YOUR GOAL -> Which lines in the material below contain the word "Talk"? Copy each of them.
..........
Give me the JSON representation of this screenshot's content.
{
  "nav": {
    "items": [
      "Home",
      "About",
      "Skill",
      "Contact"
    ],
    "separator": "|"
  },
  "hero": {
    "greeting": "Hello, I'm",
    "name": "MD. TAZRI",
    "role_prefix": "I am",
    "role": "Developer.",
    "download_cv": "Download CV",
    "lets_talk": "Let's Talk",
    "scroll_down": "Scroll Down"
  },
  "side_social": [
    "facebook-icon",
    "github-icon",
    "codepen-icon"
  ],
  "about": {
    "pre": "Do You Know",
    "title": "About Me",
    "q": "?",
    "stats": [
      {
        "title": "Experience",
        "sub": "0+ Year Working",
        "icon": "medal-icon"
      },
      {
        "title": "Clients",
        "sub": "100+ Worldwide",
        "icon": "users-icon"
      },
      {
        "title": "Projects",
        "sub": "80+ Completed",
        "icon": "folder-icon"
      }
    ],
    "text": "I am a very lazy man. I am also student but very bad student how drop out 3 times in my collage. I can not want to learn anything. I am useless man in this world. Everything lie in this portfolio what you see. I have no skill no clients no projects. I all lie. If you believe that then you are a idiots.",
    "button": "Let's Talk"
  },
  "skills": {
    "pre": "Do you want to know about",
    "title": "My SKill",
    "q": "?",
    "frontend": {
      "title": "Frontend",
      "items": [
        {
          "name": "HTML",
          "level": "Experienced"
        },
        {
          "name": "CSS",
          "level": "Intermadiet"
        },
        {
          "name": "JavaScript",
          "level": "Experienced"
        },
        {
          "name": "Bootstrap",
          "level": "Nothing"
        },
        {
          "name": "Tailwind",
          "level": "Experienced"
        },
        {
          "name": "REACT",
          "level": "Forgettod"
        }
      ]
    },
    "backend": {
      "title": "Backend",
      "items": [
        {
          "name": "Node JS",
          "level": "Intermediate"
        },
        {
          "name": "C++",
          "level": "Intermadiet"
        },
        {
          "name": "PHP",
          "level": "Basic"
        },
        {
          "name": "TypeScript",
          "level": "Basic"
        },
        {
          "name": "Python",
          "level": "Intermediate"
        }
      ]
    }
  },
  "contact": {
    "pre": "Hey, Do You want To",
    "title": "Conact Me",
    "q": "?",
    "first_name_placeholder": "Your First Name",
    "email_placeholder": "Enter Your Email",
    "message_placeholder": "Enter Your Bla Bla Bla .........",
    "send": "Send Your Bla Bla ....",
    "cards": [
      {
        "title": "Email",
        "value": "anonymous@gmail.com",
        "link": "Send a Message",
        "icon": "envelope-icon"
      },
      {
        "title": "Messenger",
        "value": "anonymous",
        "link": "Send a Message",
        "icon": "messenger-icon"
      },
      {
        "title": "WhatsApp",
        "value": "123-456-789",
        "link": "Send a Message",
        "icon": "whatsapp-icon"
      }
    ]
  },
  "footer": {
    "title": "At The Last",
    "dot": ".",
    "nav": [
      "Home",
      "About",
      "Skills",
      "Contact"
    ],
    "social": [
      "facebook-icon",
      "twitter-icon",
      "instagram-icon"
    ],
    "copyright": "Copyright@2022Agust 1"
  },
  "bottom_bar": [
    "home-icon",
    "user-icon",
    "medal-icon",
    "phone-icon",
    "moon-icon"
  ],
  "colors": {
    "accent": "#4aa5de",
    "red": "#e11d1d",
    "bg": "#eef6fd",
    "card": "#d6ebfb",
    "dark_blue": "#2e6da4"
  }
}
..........
FINISHED TASK ->
    "lets_talk": "Let's Talk",
    "button": "Let's Talk"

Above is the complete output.